As might be expected, given Potter's era of specialty, his book is far heavier on Burke's World War II years (13 chapters) than on his CNO years (three). Happily for Burkeologists, David Alan Rosenberg has been laboring for years on a more comprehensive -- and complementary -- Burke biography, portions of which have already appeared in various publications. His book will be keyed to the political fights of Burke's Pentagon years, which may ultimately prove the greatest measure of the man.
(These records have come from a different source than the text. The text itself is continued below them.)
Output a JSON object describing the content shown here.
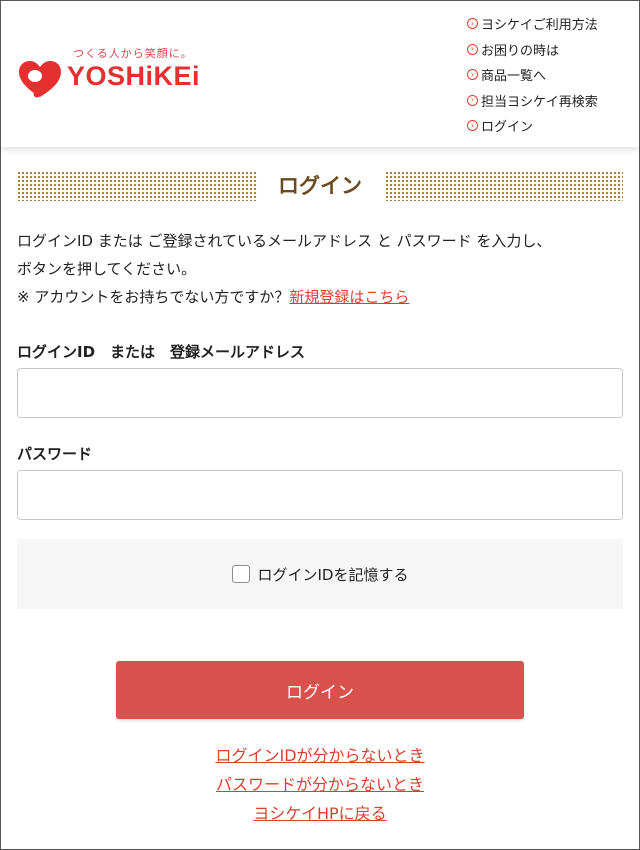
{
  "brand": {
    "tagline": "つくる人から笑顔に。",
    "name": "YOSHiKEi",
    "color": "#e4302f"
  },
  "nav": {
    "items": [
      {
        "label": "ヨシケイご利用方法"
      },
      {
        "label": "お困りの時は"
      },
      {
        "label": "商品一覧へ"
      },
      {
        "label": "担当ヨシケイ再検索"
      },
      {
        "label": "ログイン"
      }
    ],
    "icon": "circle-chevron-right-icon"
  },
  "page": {
    "title": "ログイン",
    "intro_line1": "ログインID または ご登録されているメールアドレス と パスワード を入力し、",
    "intro_line2": "ボタンを押してください。",
    "intro_line3": "※ アカウントをお持ちでない方ですか？",
    "register_link": "新規登録はこちら"
  },
  "form": {
    "login_id_label": "ログインID　または　登録メールアドレス",
    "login_id_value": "",
    "password_label": "パスワード",
    "password_value": "",
    "remember_label": "ログインIDを記憶する",
    "remember_checked": false,
    "submit_label": "ログイン"
  },
  "links": {
    "forgot_id": "ログインIDが分からないとき",
    "forgot_password": "パスワードが分からないとき",
    "back_to_hp": "ヨシケイHPに戻る"
  },
  "colors": {
    "accent": "#d9412f",
    "button": "#d9514c",
    "title_brown": "#6a4a1e",
    "dots": "#a97e42"
  }
}
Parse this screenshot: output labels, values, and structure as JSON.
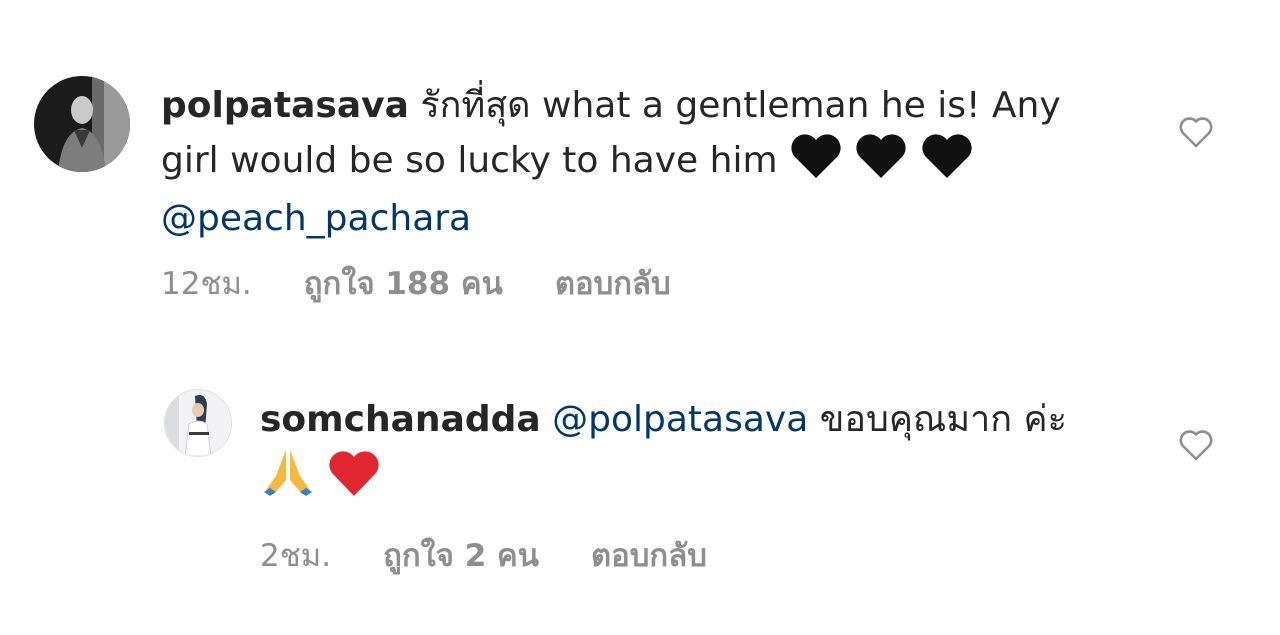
{
  "comments": [
    {
      "username": "polpatasava",
      "text_before_mention": "รักที่สุด what a gentleman he is! Any girl would be so lucky to have him",
      "emojis_before_mention": [
        "black-heart",
        "black-heart",
        "black-heart"
      ],
      "mention": "@peach_pachara",
      "text_after_mention": "",
      "time": "12ชม.",
      "likes": "ถูกใจ 188 คน",
      "reply": "ตอบกลับ"
    },
    {
      "username": "somchanadda",
      "text_before_mention": "",
      "mention": "@polpatasava",
      "text_after_mention": "ขอบคุณมาก ค่ะ",
      "emojis_after_text": [
        "folded-hands",
        "red-heart"
      ],
      "time": "2ชม.",
      "likes": "ถูกใจ 2 คน",
      "reply": "ตอบกลับ"
    }
  ],
  "colors": {
    "text": "#262626",
    "secondary": "#8e8e8e",
    "mention": "#00376b",
    "heart_outline": "#8e8e8e",
    "red_heart": "#e0262f",
    "black_heart": "#111111"
  },
  "icons": {
    "like": "heart-outline-icon"
  }
}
The political right wing, which used MacArthur as a cat's-paw in 1952 and LeMay in the same role in 1968, wooed Burke in the same way in the early 1960s. Burke, however, turned aside the temptations of politics. Called as a star witness in the "Muzzling of the Military" hearings in 1961, he acknowledged frustration with the new and sometimes woolly headed defense policies of the Kennedy administration, but deflated Kennedy's critics by reaffirming his own belief in civilian control of the military and refusing to spark a revolt from the right.
Kennedy himself, mindful of the narrowness of his own recent presidential victory, the vituperative nature of his conservative opposition and Burke's stainless record of public service, remained highly respectful of the admiral both as a military leader and a potential political foe. Repeatedly he tried to coax Burke into the Kennedy administration, first in a fourth term as chief of naval operations and then as ambassador to Australia. When that failed he presented Burke a third Distinguished Service Medal. Years later, a freedom-of-information request turned up unmistakable evidence of a Kennedy administration intelligence break-in at Burke's post-retirement office. The burglars were obviously seeking clues to nonexistent Burke political plans for 1964.
None of this is in Potter's book, and that's a pity. But the Arleigh Burke that is has much to say to generations raised on telepolished imagery and hungry for examples of genuine leadership. Between the covers of "Admiral Arleigh Burke" lies the real thing. The reviewer is a staff writer in the Style section of The Washington Post.